Home Filters Remove Flouride from Water
From the Journal Sentinel
January 25, 2002
Charcoal, reverse osmosis and distillation filters may take out way too much
Bottled water is not the only problem concerning fluoride content.

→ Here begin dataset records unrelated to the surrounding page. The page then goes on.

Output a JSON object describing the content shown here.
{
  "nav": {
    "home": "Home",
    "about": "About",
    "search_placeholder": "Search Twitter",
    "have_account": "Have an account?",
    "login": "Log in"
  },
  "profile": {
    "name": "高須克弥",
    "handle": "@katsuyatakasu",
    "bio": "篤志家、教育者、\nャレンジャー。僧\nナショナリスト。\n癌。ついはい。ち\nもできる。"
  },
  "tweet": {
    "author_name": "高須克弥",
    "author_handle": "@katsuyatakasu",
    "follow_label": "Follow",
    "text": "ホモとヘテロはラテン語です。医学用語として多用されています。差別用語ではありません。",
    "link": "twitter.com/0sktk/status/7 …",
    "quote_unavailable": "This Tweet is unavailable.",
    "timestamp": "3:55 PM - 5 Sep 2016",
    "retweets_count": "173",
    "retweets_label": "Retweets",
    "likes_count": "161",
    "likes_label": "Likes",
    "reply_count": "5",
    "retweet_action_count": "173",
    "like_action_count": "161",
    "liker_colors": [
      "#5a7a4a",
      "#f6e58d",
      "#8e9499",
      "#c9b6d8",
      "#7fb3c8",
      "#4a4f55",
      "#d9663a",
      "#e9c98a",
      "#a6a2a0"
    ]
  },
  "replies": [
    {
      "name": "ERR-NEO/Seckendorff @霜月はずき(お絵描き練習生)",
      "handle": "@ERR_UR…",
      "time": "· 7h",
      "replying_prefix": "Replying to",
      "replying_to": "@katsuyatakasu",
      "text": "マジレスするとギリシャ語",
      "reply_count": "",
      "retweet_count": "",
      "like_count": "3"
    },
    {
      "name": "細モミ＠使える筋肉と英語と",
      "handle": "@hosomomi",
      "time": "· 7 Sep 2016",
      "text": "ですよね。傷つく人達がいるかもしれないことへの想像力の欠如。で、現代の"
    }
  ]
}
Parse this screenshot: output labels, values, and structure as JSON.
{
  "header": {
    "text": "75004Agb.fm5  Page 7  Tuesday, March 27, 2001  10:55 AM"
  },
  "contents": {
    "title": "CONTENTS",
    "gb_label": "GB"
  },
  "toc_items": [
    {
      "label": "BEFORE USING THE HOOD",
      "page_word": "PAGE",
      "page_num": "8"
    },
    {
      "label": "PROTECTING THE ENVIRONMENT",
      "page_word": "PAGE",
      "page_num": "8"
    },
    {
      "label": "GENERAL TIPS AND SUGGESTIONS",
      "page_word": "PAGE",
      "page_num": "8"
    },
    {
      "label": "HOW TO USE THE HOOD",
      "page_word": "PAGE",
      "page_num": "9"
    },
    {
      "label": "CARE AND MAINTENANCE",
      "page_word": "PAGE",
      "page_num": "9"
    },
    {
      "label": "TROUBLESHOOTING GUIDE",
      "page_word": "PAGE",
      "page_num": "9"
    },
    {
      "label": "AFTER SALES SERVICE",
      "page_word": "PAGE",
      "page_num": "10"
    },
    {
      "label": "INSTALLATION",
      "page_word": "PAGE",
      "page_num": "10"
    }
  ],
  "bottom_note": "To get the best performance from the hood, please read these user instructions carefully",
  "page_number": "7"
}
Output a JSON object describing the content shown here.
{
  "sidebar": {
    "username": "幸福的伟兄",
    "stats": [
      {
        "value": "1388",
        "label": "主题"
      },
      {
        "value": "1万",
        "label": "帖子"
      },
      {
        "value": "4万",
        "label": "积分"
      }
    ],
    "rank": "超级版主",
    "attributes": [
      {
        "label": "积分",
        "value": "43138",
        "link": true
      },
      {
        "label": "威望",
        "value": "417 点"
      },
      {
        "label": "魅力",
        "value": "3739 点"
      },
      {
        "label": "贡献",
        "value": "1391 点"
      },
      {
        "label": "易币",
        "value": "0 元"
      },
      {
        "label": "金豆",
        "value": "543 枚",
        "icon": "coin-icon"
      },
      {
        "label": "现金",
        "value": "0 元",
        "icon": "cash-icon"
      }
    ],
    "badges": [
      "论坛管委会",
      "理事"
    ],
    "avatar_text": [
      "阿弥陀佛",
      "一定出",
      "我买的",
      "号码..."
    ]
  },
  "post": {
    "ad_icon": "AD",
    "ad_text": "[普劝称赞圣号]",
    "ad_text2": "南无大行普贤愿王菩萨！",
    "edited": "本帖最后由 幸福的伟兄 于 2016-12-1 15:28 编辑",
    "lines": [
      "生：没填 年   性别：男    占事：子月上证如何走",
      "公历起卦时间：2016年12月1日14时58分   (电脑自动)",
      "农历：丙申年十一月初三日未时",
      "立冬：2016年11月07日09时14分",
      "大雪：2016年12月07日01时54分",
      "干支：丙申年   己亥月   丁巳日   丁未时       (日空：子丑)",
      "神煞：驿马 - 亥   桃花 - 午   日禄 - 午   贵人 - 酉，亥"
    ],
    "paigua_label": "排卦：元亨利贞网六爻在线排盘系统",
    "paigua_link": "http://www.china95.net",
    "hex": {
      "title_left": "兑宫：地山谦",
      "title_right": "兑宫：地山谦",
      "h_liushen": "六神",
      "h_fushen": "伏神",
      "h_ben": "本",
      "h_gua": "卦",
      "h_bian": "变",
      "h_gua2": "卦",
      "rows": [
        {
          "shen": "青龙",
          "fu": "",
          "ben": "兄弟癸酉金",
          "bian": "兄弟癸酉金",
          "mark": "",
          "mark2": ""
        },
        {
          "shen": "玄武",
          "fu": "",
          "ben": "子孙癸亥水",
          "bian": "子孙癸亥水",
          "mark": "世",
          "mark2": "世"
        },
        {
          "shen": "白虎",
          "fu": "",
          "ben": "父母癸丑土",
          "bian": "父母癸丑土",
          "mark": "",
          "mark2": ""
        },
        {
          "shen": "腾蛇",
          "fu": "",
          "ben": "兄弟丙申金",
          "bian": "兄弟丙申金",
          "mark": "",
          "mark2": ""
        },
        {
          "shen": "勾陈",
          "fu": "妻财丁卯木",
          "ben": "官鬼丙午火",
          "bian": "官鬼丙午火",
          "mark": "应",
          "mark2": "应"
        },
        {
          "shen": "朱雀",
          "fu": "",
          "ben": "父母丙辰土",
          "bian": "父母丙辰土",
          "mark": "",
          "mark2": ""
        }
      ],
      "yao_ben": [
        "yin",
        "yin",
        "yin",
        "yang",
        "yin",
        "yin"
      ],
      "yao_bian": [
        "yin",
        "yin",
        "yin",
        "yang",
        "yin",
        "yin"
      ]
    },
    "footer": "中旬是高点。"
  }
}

Water that goes through filter systems also has reduced fluoride levels.
The most popular filters produce "clinically significant reductions," so that even properly fluoridated water such as in Milwaukee can have inadequate levels of fluoride after filtration, according to the state Division of Health.
There are four main types of filters: activated charcoal, in either faucet units or under-the-sink units; cellulose fiber sediment filters in under-the-sink filters; reverse osmosis under-the-sink systems; and distillation, which uses heat to distill water.
Although each type reduces fluoride to some extent, activated charcoal, reverse osmosis and distillation reduce the most: 81%, 84% and 99% respectively.
"Children drinking water filtered through these systems may not be receiving adequate dietary fluoride and may require dietary fluoride supplements," cautions the state Division of Health.
David Krupinski, marketing director for Kinetico, a major producer of water filtration systems in Newbury, Ohio, said salespeople tell prospective purchasers that their reverse osmosis filtration systems will remove fluoride. "We recommend they talk to their physician or dentist about" whether they need supplements.
Water softeners, however, do not appreciably change the fluoride levels in water, according to state officials.
-- Neil D. Rosenberg